Oh what a night. Polynesian Princess came into bed with us at some stage during the night (last night). Little did we know, it was going to be one of THOSE nights with her.

You know the kind...

The kind where there is coughing followed by vomiting (that sound will always make my heart-rate spike).  The kind where the house is thundering with the sound of running to the toilet.  The kind where sheets are stripped and beds remade.   The kind where showers are had, and hair is washed.  Blech...

At two in the morning no-one can hear you scream.

I slept (or didn't sleep) with one ear and one eye open with her lying next to me.   Any movement or cough, and I was up, flicking the light on and asking "are you ok?!"  It may sound like I'm an attentive, caring mother, even when it's two in the morning.  But truth be told, the thought of changing yet another set of sheets would have sent me screaming into the night.  Soooo....not so much attentive, as lazy.

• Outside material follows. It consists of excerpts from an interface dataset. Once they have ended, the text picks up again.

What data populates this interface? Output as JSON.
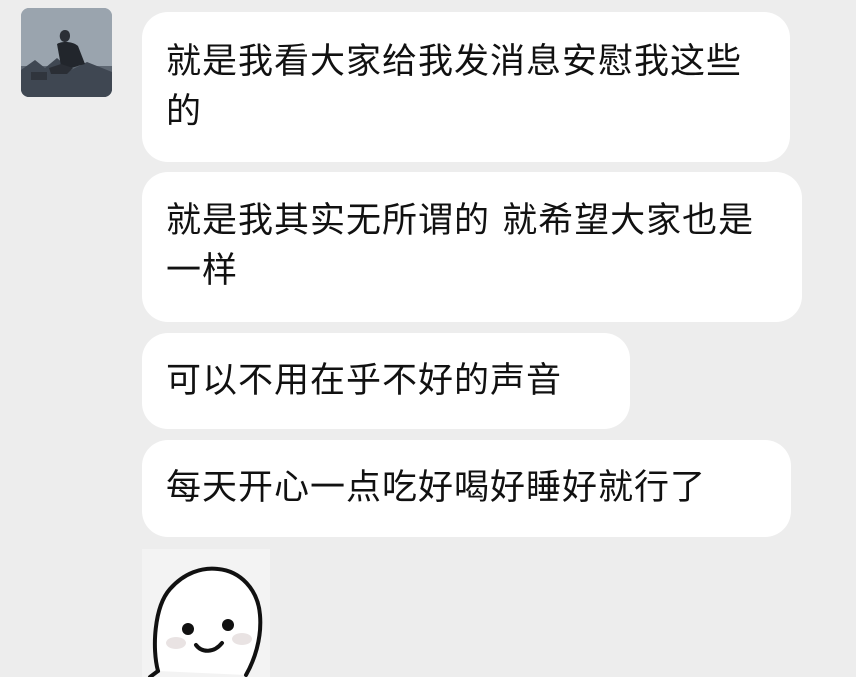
{
  "messages": [
    {
      "text": "就是我看大家给我发消息安慰我这些的"
    },
    {
      "text": "就是我其实无所谓的 就希望大家也是一样"
    },
    {
      "text": "可以不用在乎不好的声音"
    },
    {
      "text": "每天开心一点吃好喝好睡好就行了"
    }
  ],
  "sticker": {
    "icon": "smiling-face-sticker-icon"
  },
  "avatar": {
    "icon": "user-avatar-icon"
  },
  "colors": {
    "background": "#ededed",
    "bubble": "#ffffff",
    "text": "#111111"
  }
}
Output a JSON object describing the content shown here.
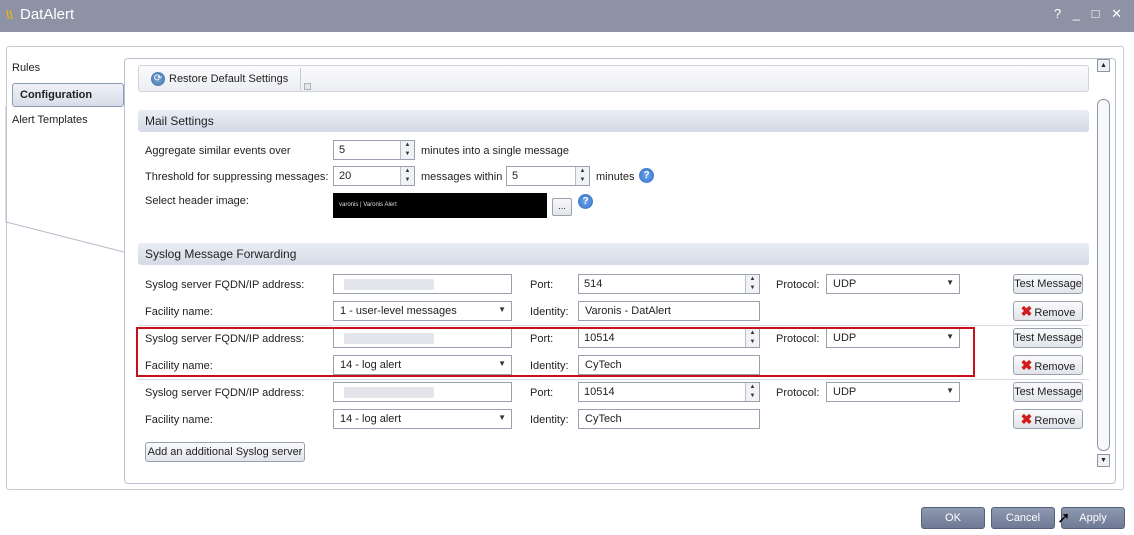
{
  "window": {
    "title": "DatAlert",
    "controls": "? _ □ ✕"
  },
  "nav": {
    "items": [
      {
        "label": "Rules"
      },
      {
        "label": "Configuration"
      },
      {
        "label": "Alert Templates"
      }
    ]
  },
  "toolbar": {
    "restore_label": "Restore Default Settings"
  },
  "mail": {
    "section_title": "Mail Settings",
    "aggregate_label": "Aggregate similar events over",
    "aggregate_value": "5",
    "aggregate_suffix": "minutes into a single message",
    "threshold_label": "Threshold for suppressing messages:",
    "threshold_value": "20",
    "threshold_mid": "messages within",
    "threshold_minutes": "5",
    "threshold_suffix": "minutes",
    "header_image_label": "Select header image:",
    "header_image_text": "varonis | Varonis Alert",
    "browse_label": "..."
  },
  "syslog": {
    "section_title": "Syslog Message Forwarding",
    "server_label": "Syslog server FQDN/IP address:",
    "facility_label": "Facility name:",
    "port_label": "Port:",
    "identity_label": "Identity:",
    "protocol_label": "Protocol:",
    "test_label": "Test Message",
    "remove_label": "Remove",
    "servers": [
      {
        "port": "514",
        "protocol": "UDP",
        "facility": "1 - user-level messages",
        "identity": "Varonis - DatAlert"
      },
      {
        "port": "10514",
        "protocol": "UDP",
        "facility": "14 - log alert",
        "identity": "CyTech"
      },
      {
        "port": "10514",
        "protocol": "UDP",
        "facility": "14 - log alert",
        "identity": "CyTech"
      }
    ],
    "add_label": "Add an additional Syslog server"
  },
  "footer": {
    "ok_label": "OK",
    "cancel_label": "Cancel",
    "apply_label": "Apply"
  },
  "colors": {
    "titlebar": "#8d93a5",
    "highlight_border": "#c8101c",
    "bottom_button": "#7a85a0"
  },
  "icons": {
    "restore": "refresh-icon",
    "help": "help-icon",
    "remove": "red-x-icon",
    "cursor": "mouse-pointer-icon"
  }
}
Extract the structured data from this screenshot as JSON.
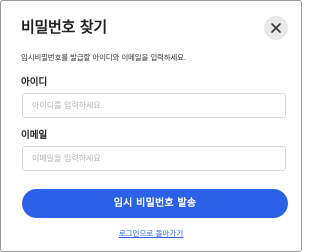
{
  "dialog": {
    "title": "비밀번호 찾기",
    "description": "임시비밀번호를 발급할 아이디와 이메일을 입력하세요.",
    "close_icon": "close-icon"
  },
  "form": {
    "id_label": "아이디",
    "id_value": "",
    "id_placeholder": "아이디를 입력하세요",
    "email_label": "이메일",
    "email_value": "",
    "email_placeholder": "이메일을 입력하세요"
  },
  "actions": {
    "submit_label": "임시 비밀번호 발송",
    "back_link": "로그인으로 돌아가기"
  },
  "colors": {
    "accent": "#2c61e7",
    "close_bg": "#e9e9e9",
    "border": "#d8d8d8"
  }
}
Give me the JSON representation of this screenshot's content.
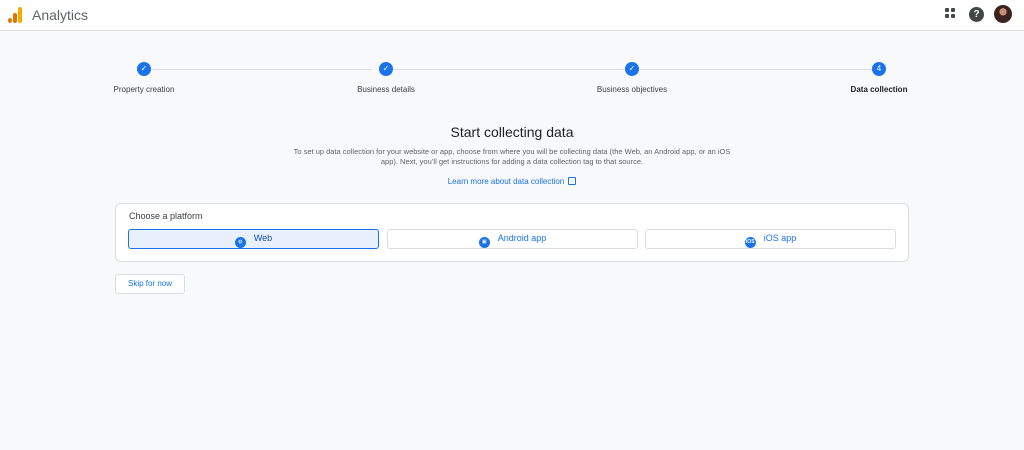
{
  "app": {
    "title": "Analytics"
  },
  "topbar": {
    "apps_icon": "apps-grid-icon",
    "help_icon": "help-icon",
    "help_glyph": "?",
    "avatar": "user-avatar"
  },
  "stepper": {
    "steps": [
      {
        "label": "Property creation",
        "status": "complete",
        "marker": "✓"
      },
      {
        "label": "Business details",
        "status": "complete",
        "marker": "✓"
      },
      {
        "label": "Business objectives",
        "status": "complete",
        "marker": "✓"
      },
      {
        "label": "Data collection",
        "status": "current",
        "marker": "4"
      }
    ]
  },
  "main": {
    "title": "Start collecting data",
    "description": "To set up data collection for your website or app, choose from where you will be collecting data (the Web, an Android app, or an iOS app). Next, you’ll get instructions for adding a data collection tag to that source.",
    "learn_more": "Learn more about data collection"
  },
  "platform_card": {
    "title": "Choose a platform",
    "options": [
      {
        "label": "Web",
        "icon": "globe-icon",
        "glyph": "◍",
        "selected": true
      },
      {
        "label": "Android app",
        "icon": "android-icon",
        "glyph": "▣",
        "selected": false
      },
      {
        "label": "iOS app",
        "icon": "ios-icon",
        "glyph": "iOS",
        "selected": false
      }
    ]
  },
  "skip_label": "Skip for now",
  "colors": {
    "accent": "#1a73e8",
    "selected_bg": "#e8f0fe",
    "logo_orange": "#e37400",
    "logo_yellow": "#f9ab00"
  }
}
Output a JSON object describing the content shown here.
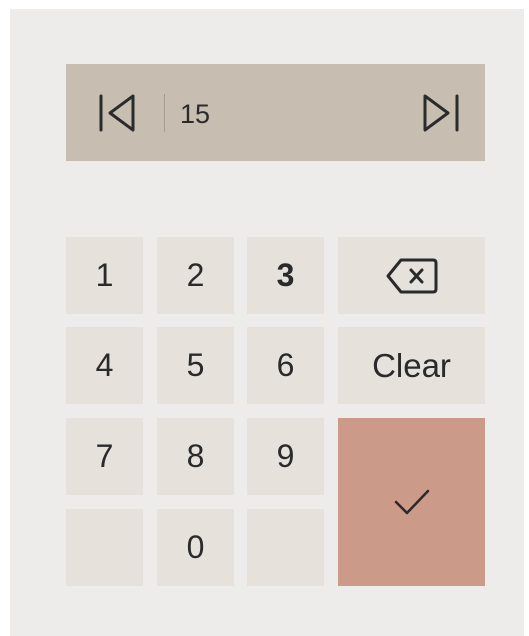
{
  "header": {
    "value": "15",
    "first_icon": "skip-to-first-icon",
    "last_icon": "skip-to-last-icon"
  },
  "keypad": {
    "digits": [
      "1",
      "2",
      "3",
      "4",
      "5",
      "6",
      "7",
      "8",
      "9",
      "0"
    ],
    "highlighted_digit": "3",
    "backspace_icon": "backspace-icon",
    "clear_label": "Clear",
    "confirm_icon": "checkmark-icon"
  },
  "colors": {
    "panel": "#eeecea",
    "header": "#c8bdb1",
    "key": "#e6e1db",
    "confirm": "#cc9a89"
  }
}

As I drifted back to nigh-nighs, I thought "well there goes her sleepover with her grandparents".   You see, the next day she was due to head down to spend a few nights with her grandparents.  Obviously this wouldn't be happening.  And the next morning it was official - she had gastro.  Okay people - Plan B!

That's the thing with having kids, isn't it? You really need to roll with the punches and understand that plans are very rarely ever set in stone. Playdates are cancelled at the last minute, sleepovers as well, and nobody ever really minds. Because we all understand. We all get the fact that when it comes to kids we realise that they get sick.  Stuff happens and plans change.  Constantly.

So here we are.  Sleepover is rescheduled, playdates have been cancelled and we are officially rolling with the punches...